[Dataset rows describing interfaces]
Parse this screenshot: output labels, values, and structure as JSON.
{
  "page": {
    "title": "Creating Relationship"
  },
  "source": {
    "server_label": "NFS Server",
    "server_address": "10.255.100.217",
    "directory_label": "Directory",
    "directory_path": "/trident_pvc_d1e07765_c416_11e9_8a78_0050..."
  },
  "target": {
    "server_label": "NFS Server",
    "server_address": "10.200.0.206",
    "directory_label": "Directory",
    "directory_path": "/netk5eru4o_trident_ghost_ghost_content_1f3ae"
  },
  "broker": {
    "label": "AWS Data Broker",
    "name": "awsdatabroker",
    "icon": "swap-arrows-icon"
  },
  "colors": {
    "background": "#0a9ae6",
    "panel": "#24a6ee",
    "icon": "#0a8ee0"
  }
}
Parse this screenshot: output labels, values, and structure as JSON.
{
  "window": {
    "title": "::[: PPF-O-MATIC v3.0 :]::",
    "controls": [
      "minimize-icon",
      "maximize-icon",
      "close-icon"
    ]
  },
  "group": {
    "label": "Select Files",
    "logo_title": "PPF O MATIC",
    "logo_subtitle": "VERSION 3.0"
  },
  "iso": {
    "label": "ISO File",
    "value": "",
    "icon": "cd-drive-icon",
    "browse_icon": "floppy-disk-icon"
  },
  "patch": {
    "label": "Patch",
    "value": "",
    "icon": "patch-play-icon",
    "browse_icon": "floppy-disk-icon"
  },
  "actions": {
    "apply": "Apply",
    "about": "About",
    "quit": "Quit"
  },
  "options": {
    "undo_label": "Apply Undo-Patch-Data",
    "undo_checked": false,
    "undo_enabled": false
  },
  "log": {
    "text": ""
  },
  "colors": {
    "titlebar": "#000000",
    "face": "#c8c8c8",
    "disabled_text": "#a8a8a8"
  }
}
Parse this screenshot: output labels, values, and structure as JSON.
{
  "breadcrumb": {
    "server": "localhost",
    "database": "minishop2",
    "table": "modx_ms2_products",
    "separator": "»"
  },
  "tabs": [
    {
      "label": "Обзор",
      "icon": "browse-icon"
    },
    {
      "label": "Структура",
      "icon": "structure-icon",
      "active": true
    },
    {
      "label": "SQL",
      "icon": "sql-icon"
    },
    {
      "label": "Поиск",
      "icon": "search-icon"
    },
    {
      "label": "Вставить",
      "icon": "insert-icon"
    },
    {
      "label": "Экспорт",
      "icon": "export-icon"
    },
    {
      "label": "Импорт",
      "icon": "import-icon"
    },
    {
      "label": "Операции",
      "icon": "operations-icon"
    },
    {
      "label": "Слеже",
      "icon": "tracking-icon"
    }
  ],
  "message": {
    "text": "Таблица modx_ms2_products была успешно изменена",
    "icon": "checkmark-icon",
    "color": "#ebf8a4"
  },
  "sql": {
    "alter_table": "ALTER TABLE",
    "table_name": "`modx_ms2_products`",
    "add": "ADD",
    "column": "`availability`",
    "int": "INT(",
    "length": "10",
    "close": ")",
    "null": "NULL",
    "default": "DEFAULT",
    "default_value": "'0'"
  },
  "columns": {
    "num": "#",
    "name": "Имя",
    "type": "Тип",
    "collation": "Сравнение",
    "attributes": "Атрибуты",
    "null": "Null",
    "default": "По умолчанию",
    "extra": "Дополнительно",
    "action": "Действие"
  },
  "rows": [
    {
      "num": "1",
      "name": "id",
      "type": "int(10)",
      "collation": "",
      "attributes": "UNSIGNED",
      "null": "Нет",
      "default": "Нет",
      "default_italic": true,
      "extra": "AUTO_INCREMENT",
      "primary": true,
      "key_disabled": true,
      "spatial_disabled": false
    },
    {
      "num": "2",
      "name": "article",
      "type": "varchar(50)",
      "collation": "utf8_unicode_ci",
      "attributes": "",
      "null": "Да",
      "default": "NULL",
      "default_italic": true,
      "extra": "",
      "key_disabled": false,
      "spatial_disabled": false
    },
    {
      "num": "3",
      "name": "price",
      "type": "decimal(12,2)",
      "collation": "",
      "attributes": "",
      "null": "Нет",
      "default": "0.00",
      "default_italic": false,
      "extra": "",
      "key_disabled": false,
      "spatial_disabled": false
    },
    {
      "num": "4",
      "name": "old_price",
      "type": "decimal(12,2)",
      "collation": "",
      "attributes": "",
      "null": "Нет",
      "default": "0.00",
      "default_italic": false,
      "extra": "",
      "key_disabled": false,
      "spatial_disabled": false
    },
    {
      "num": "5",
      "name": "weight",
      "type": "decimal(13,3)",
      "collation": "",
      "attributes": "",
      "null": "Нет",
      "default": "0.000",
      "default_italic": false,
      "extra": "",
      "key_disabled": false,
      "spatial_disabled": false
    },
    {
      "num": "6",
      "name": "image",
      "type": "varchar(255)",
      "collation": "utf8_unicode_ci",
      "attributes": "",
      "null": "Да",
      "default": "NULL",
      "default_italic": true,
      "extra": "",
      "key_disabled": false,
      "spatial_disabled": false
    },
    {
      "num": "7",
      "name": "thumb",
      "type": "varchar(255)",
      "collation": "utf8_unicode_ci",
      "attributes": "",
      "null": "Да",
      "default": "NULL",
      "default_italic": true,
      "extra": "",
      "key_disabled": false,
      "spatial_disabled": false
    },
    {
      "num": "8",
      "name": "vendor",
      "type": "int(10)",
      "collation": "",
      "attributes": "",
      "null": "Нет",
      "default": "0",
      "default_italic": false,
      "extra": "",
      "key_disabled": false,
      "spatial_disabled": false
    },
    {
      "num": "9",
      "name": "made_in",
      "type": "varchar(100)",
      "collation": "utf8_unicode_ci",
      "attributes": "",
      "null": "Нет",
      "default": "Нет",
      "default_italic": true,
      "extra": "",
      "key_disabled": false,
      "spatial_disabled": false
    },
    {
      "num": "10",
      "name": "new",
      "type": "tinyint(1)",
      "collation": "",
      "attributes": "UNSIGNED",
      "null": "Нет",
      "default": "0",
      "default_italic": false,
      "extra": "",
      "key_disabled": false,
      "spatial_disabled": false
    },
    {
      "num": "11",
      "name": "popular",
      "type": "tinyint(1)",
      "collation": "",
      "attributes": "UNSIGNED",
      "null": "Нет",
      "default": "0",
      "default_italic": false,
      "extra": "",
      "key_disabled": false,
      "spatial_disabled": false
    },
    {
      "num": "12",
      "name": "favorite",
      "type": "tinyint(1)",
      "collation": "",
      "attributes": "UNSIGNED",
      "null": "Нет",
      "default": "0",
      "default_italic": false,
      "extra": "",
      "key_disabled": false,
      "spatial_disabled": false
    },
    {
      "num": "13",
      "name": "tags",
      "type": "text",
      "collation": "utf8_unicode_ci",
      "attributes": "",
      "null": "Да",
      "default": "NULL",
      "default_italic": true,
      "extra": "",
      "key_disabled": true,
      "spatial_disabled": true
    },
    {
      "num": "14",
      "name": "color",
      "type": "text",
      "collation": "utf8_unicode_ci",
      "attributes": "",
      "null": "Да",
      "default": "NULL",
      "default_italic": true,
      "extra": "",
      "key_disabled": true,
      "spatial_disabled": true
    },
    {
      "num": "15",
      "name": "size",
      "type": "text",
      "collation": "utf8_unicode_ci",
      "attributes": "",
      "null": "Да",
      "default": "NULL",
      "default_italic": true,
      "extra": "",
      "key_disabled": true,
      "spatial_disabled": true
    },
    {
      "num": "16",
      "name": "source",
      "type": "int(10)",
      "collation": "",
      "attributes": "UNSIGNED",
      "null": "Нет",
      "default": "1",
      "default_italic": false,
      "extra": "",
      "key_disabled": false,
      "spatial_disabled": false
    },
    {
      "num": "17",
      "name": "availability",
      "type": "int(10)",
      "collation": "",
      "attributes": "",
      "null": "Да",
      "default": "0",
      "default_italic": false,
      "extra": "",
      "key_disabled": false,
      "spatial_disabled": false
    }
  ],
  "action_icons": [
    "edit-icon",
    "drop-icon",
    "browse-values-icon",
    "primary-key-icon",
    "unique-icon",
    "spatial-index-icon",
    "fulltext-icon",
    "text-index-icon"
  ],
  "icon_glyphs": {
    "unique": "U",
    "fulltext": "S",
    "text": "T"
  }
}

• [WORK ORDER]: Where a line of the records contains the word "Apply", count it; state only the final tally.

• [SOLUTION TO THIS PROBLEM]: 2